The rise of the private rented sector and challenges for younger people to get onto the property ladder have been well documented in the media but as the way we live changes, how will this impact our ageing population? asks Liz Brown of Pozzoni Architecture.
Can architecture play a role in creating residential spaces that more realistically reflect our modern lives?
It’s increasingly common for today’s working population to rent their homes. Whether it’s because owning a home is financially out of reach or it’s simply a lifestyle choice to allow for greater flexibility, the private rental sector boom isn’t showing signs of slowing down.
Older generations often worry about the younger generations because of this social shift. In ‘their day’, owning a property was what people strived for. It provided stability, a place to raise a family, security in retirement and a pot of funding that could either be used for end of life care or to pass onto their children.
But it’s the rental market targeting the older generations where we expect to see the biggest changes within the next twelve months. Countries like Germany are known for their renting culture and it’s not just their working and family-raising years that they’re spending in rented accommodation; Europeans will rent during their retirement too.
It’s slowly becoming more popular for UK retirees to choose a rented home, to enjoy a different lifestyle during their golden years too, for example moving into a city centre apartment to enjoy the high life – possibly literally. Just because someone is older, it doesn’t necessarily mean that they want to move away from the vibrancy and amenities that our cities have to offer. As the race for residential space continues and the challenges of accommodating an ageing population increase, don’t be surprised to see more high-rise developments dedicated to over 55s.
Whatever the reasons for renting, whether it’s by choice or through necessity, one thing that will need to change is how end of life care is paid for. The current core funding system relies on equity in the family home but if that isn’t available, where do we go from there? As ‘generation rent’ gets older, and more people actively choose to rent during their retirement, the system will need to change to create a fair system for all. That’s where we expect to see more reliance on supportive communities and an increase in multi-generational living.
So, what can architects do to help this changing world? Designing homes that allow for inter-generational living and creating neighbourhoods with mixed communities will be key, so it might be time to look once again to Europe for inspiration. An innovative programme in the Netherlands allows students to live rent-free (or at a reduced rent) in a care scheme with elderly residents. In return, the students must commit to spend a minimum of 30 hours per week with the care home residents, reducing the financial burden on their care providers. So, is providing student residencies within a larger care village a way forward in the UK?

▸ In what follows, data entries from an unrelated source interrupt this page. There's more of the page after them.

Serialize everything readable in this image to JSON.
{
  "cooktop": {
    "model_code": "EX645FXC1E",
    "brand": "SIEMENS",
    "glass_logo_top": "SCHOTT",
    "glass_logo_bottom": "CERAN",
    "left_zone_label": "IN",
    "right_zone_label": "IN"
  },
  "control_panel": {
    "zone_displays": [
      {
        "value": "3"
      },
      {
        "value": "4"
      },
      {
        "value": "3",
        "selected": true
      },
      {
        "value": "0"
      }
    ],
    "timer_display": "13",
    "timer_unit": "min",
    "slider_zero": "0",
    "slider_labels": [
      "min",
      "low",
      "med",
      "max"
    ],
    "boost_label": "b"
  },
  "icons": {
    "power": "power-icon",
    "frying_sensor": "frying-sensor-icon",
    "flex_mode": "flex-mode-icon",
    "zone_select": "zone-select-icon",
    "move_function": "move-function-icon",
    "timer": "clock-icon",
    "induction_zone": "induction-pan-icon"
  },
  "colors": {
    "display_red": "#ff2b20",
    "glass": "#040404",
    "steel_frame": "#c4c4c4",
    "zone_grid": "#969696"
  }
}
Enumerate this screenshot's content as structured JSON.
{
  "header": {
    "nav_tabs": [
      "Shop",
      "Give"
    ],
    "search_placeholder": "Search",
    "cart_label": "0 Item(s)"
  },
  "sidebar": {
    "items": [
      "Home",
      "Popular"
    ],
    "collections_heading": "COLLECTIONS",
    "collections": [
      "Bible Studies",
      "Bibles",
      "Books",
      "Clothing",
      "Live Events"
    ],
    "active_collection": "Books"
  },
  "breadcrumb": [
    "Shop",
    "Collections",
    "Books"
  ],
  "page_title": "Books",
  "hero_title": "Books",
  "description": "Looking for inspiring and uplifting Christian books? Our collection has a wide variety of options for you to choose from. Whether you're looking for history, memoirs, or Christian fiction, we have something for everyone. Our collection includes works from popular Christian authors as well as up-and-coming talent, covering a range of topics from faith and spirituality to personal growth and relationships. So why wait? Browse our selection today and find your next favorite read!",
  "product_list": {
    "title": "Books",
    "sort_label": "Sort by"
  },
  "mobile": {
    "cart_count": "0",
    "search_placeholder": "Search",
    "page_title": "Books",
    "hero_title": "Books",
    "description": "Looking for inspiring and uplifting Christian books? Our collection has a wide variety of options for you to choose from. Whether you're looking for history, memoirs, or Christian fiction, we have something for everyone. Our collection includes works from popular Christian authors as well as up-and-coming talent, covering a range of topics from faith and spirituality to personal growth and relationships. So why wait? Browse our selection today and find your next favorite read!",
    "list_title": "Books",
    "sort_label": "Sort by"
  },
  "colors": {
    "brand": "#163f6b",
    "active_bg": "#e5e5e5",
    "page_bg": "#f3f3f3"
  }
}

A radical scheme such as this may take longer to implement but, as architects, something that we should be looking to do now is designing apartments and houses that are flexible and can adapt to such changing needs i.e. Lifetime Homes standard, so people don’t have to move out of their homes as their circumstances change. Incorporating dementia friendly design to help people stay independent their homes for as long as possible will also be a trend we expect to see more of over the year ahead.

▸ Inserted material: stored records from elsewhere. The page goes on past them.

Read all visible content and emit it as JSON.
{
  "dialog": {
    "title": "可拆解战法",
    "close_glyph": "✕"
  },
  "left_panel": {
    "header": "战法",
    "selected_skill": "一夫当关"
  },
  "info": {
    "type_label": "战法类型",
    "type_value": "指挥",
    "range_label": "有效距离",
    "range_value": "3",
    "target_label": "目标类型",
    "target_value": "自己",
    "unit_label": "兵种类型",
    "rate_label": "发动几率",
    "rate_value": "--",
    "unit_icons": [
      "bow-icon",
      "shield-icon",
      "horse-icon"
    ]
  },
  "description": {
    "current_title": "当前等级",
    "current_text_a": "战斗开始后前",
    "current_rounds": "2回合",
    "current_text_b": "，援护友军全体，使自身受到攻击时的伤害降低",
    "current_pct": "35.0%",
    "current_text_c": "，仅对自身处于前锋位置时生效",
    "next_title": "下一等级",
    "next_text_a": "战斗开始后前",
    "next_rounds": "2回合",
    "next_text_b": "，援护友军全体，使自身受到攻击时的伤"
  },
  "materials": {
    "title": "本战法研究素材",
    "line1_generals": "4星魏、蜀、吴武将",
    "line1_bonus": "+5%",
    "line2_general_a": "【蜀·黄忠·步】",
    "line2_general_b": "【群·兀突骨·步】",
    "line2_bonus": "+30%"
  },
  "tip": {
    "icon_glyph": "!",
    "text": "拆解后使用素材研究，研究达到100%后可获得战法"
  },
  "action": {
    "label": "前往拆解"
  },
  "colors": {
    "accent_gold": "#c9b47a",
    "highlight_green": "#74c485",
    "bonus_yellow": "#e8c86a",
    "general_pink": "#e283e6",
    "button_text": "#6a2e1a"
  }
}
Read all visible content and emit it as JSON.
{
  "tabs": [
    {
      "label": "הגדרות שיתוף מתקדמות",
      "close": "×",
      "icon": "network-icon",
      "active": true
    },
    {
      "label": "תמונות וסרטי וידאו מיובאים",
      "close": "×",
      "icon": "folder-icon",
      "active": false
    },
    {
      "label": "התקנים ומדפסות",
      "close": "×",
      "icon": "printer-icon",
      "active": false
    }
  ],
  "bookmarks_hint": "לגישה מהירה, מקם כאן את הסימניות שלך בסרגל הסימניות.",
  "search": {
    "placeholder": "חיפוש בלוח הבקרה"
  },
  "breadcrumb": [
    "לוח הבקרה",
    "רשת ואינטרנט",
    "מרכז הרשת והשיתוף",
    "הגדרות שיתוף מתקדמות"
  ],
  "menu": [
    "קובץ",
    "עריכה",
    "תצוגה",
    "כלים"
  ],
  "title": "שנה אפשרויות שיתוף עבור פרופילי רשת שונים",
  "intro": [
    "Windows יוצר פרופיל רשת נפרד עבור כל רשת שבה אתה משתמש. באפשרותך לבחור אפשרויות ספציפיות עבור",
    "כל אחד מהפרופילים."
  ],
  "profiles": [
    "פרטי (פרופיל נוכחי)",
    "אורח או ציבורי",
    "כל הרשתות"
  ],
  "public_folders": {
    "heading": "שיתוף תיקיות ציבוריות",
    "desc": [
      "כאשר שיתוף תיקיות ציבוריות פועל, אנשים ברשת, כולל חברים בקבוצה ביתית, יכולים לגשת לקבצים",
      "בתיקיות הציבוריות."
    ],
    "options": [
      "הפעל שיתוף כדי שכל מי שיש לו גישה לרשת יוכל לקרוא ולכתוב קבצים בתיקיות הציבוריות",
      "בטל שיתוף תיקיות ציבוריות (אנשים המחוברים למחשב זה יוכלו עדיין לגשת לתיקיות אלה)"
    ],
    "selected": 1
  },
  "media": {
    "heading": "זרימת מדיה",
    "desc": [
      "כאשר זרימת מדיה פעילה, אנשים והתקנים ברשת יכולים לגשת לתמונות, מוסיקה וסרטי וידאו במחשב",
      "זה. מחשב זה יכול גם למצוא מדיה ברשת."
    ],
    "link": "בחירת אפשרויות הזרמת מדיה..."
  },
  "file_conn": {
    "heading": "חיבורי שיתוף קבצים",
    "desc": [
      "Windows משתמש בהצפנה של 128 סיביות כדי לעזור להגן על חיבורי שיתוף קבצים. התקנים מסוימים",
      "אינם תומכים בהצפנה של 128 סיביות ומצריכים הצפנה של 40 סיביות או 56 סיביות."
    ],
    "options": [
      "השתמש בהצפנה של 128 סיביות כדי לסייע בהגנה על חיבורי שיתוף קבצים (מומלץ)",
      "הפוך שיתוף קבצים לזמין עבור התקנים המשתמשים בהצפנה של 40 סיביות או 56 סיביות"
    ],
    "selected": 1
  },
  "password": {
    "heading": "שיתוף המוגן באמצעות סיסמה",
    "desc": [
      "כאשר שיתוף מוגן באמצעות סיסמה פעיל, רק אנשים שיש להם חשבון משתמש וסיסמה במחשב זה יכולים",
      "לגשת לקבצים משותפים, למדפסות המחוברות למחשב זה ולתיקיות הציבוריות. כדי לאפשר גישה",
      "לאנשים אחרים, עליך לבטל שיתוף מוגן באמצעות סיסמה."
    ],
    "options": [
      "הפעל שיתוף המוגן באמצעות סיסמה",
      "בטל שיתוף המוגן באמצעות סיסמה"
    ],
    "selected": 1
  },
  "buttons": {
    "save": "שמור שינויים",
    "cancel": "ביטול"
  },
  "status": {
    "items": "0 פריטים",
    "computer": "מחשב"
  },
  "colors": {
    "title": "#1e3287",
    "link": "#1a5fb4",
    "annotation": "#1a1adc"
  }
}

We need to seek out the opportunity to understand future trends in the housing market and demographics, to design homes that are flexible and adaptable, set within communities that allow for homes for life to be achieved and provide a more holistic society.

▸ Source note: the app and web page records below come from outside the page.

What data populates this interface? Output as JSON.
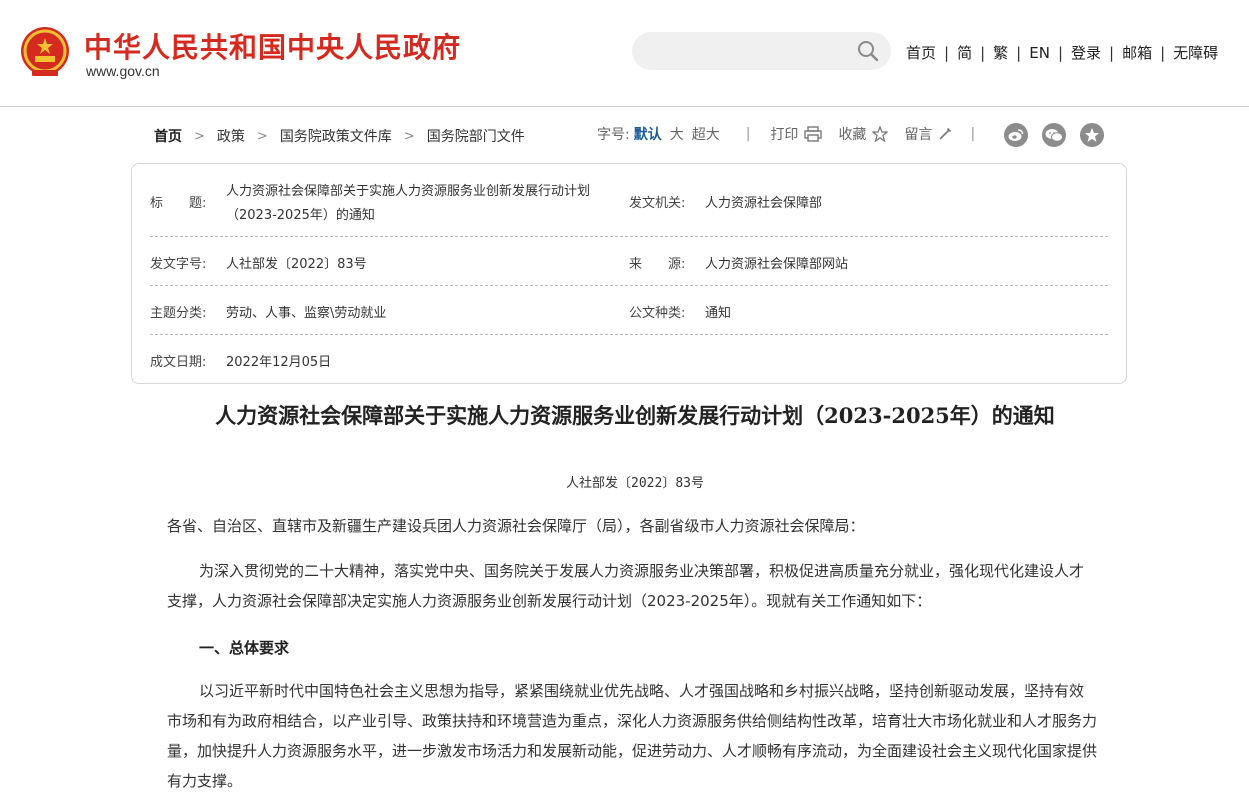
{
  "header": {
    "site_title": "中华人民共和国中央人民政府",
    "site_url": "www.gov.cn",
    "search_placeholder": "",
    "nav": [
      "首页",
      "简",
      "繁",
      "EN",
      "登录",
      "邮箱",
      "无障碍"
    ]
  },
  "breadcrumb": [
    "首页",
    "政策",
    "国务院政策文件库",
    "国务院部门文件"
  ],
  "tools": {
    "font_label": "字号:",
    "font_default": "默认",
    "font_large": "大",
    "font_xlarge": "超大",
    "print": "打印",
    "favorite": "收藏",
    "comment": "留言"
  },
  "share_icons": [
    "weibo-icon",
    "wechat-icon",
    "star-icon"
  ],
  "meta": {
    "title_label": "标　　题:",
    "title_line1": "人力资源社会保障部关于实施人力资源服务业创新发展行动计划",
    "title_line2": "（2023-2025年）的通知",
    "issuer_label": "发文机关:",
    "issuer": "人力资源社会保障部",
    "doc_no_label": "发文字号:",
    "doc_no": "人社部发〔2022〕83号",
    "source_label": "来　　源:",
    "source": "人力资源社会保障部网站",
    "topic_label": "主题分类:",
    "topic": "劳动、人事、监察\\劳动就业",
    "type_label": "公文种类:",
    "type": "通知",
    "date_label": "成文日期:",
    "date": "2022年12月05日"
  },
  "document": {
    "title": "人力资源社会保障部关于实施人力资源服务业创新发展行动计划（2023-2025年）的通知",
    "number": "人社部发〔2022〕83号",
    "addressee": "各省、自治区、直辖市及新疆生产建设兵团人力资源社会保障厅（局），各副省级市人力资源社会保障局：",
    "para1": "为深入贯彻党的二十大精神，落实党中央、国务院关于发展人力资源服务业决策部署，积极促进高质量充分就业，强化现代化建设人才支撑，人力资源社会保障部决定实施人力资源服务业创新发展行动计划（2023-2025年）。现就有关工作通知如下：",
    "heading1": "一、总体要求",
    "para2": "以习近平新时代中国特色社会主义思想为指导，紧紧围绕就业优先战略、人才强国战略和乡村振兴战略，坚持创新驱动发展，坚持有效市场和有为政府相结合，以产业引导、政策扶持和环境营造为重点，深化人力资源服务供给侧结构性改革，培育壮大市场化就业和人才服务力量，加快提升人力资源服务水平，进一步激发市场活力和发展新动能，促进劳动力、人才顺畅有序流动，为全面建设社会主义现代化国家提供有力支撑。"
  },
  "colors": {
    "brand_red": "#d52a1f",
    "emblem_gold": "#f2c230",
    "active_blue": "#1a5a9b"
  }
}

- Liz Brown is associate architect at Pozzoni Architecture
The North West in 2018 series features guest contributors looking ahead to next year and is published throughout December.